Items listed in a dataset
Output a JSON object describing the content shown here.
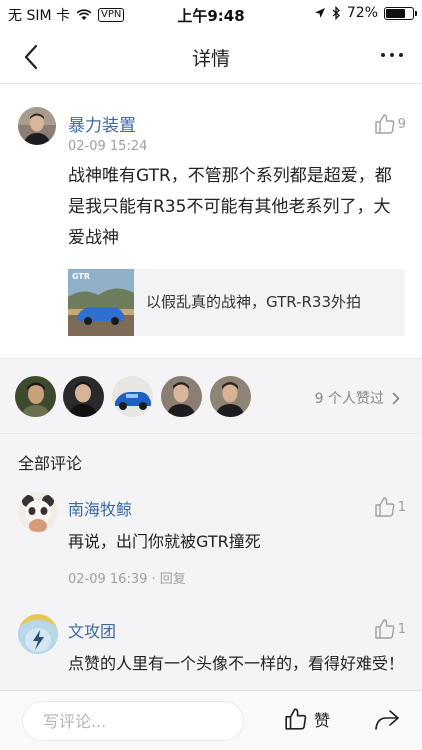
{
  "status_bar": {
    "carrier": "无 SIM 卡",
    "vpn": "VPN",
    "time": "上午9:48",
    "battery": "72%",
    "battery_level": 0.72
  },
  "nav": {
    "title": "详情"
  },
  "post": {
    "author": "暴力装置",
    "time": "02-09 15:24",
    "likes": "9",
    "text": "战神唯有GTR，不管那个系列都是超爱，都是我只能有R35不可能有其他老系列了，大爱战神",
    "link": {
      "thumb_label": "GTR",
      "title": "以假乱真的战神，GTR-R33外拍"
    }
  },
  "likers": {
    "count_text": "9 个人赞过"
  },
  "comments_section": {
    "title": "全部评论",
    "comments": [
      {
        "author": "南海牧鲸",
        "likes": "1",
        "text": "再说，出门你就被GTR撞死",
        "time": "02-09 16:39",
        "reply": "回复"
      },
      {
        "author": "文攻团",
        "likes": "1",
        "text": "点赞的人里有一个头像不一样的，看得好难受！"
      }
    ]
  },
  "bottom_bar": {
    "input_placeholder": "写评论...",
    "like_label": "赞"
  },
  "colors": {
    "link_blue": "#3a6aa8",
    "meta_gray": "#a0a0a0",
    "section_bg": "#f4f4f6"
  }
}
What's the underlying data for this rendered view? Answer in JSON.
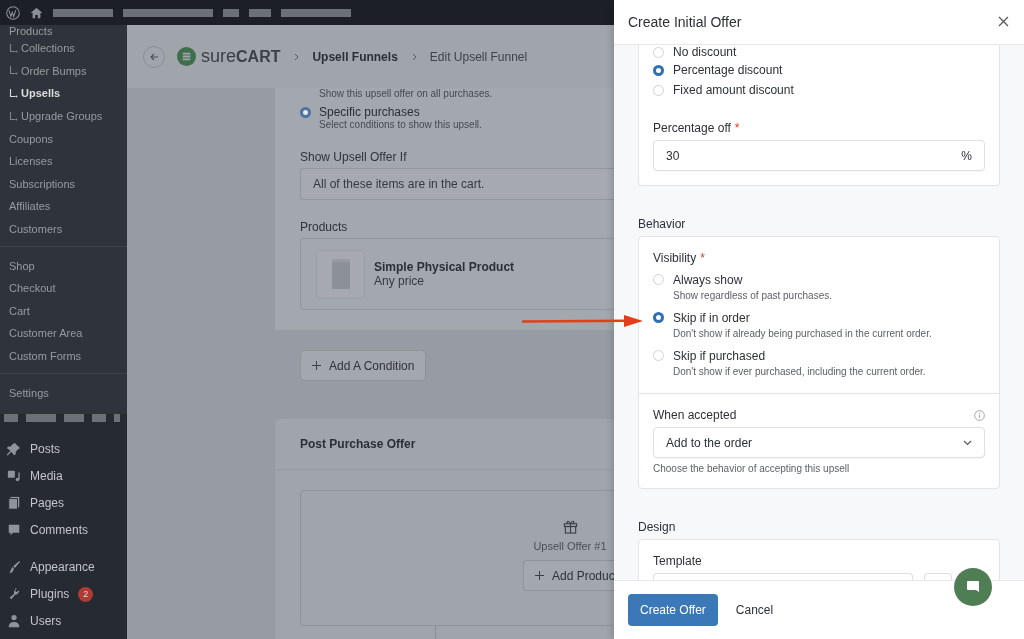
{
  "sidebar": {
    "submenu_groups": [
      [
        {
          "label": "Products",
          "kind": "top",
          "selected": false
        },
        {
          "label": "Collections",
          "kind": "child",
          "selected": false
        },
        {
          "label": "Order Bumps",
          "kind": "child",
          "selected": false
        },
        {
          "label": "Upsells",
          "kind": "child",
          "selected": true
        },
        {
          "label": "Upgrade Groups",
          "kind": "child",
          "selected": false
        },
        {
          "label": "Coupons",
          "kind": "top",
          "selected": false
        },
        {
          "label": "Licenses",
          "kind": "top",
          "selected": false
        },
        {
          "label": "Subscriptions",
          "kind": "top",
          "selected": false
        },
        {
          "label": "Affiliates",
          "kind": "top",
          "selected": false
        },
        {
          "label": "Customers",
          "kind": "top",
          "selected": false
        }
      ],
      [
        {
          "label": "Shop",
          "kind": "top",
          "selected": false
        },
        {
          "label": "Checkout",
          "kind": "top",
          "selected": false
        },
        {
          "label": "Cart",
          "kind": "top",
          "selected": false
        },
        {
          "label": "Customer Area",
          "kind": "top",
          "selected": false
        },
        {
          "label": "Custom Forms",
          "kind": "top",
          "selected": false
        }
      ],
      [
        {
          "label": "Settings",
          "kind": "top",
          "selected": false
        }
      ]
    ],
    "menu_groups": [
      [
        {
          "label": "Posts"
        },
        {
          "label": "Media"
        },
        {
          "label": "Pages"
        },
        {
          "label": "Comments"
        }
      ],
      [
        {
          "label": "Appearance"
        },
        {
          "label": "Plugins",
          "badge": "2"
        },
        {
          "label": "Users"
        }
      ]
    ]
  },
  "header": {
    "logo": {
      "light": "sure",
      "bold": "CART"
    },
    "breadcrumbs": [
      {
        "label": "Upsell Funnels",
        "current": false
      },
      {
        "label": "Edit Upsell Funnel",
        "current": true
      }
    ]
  },
  "conditions": {
    "options": [
      {
        "description": "Show this upsell offer on all purchases."
      },
      {
        "label": "Specific purchases",
        "description": "Select conditions to show this upsell.",
        "selected": true
      }
    ],
    "show_if": {
      "label": "Show Upsell Offer If",
      "value": "All of these items are in the cart."
    },
    "products": {
      "label": "Products",
      "items": [
        {
          "name": "Simple Physical Product",
          "price": "Any price"
        }
      ]
    },
    "add_condition": "Add A Condition"
  },
  "post_purchase": {
    "title": "Post Purchase Offer",
    "offer_label": "Upsell Offer #1",
    "add_button": "Add Produc"
  },
  "drawer": {
    "title": "Create Initial Offer",
    "discount_options": [
      {
        "label": "No discount",
        "selected": false
      },
      {
        "label": "Percentage discount",
        "selected": true
      },
      {
        "label": "Fixed amount discount",
        "selected": false
      }
    ],
    "percentage_off": {
      "label": "Percentage off",
      "required_mark": "*",
      "value": "30",
      "suffix": "%"
    },
    "behavior": {
      "heading": "Behavior",
      "visibility": {
        "label": "Visibility",
        "required_mark": "*",
        "options": [
          {
            "label": "Always show",
            "description": "Show regardless of past purchases.",
            "selected": false
          },
          {
            "label": "Skip if in order",
            "description": "Don't show if already being purchased in the current order.",
            "selected": true
          },
          {
            "label": "Skip if purchased",
            "description": "Don't show if ever purchased, including the current order.",
            "selected": false
          }
        ]
      },
      "when_accepted": {
        "label": "When accepted",
        "value": "Add to the order",
        "help": "Choose the behavior of accepting this upsell"
      }
    },
    "design": {
      "heading": "Design",
      "template_label": "Template"
    },
    "buttons": [
      {
        "label": "Create Offer",
        "kind": "primary"
      },
      {
        "label": "Cancel",
        "kind": "link"
      }
    ]
  }
}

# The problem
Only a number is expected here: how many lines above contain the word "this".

# Result of the exercise
4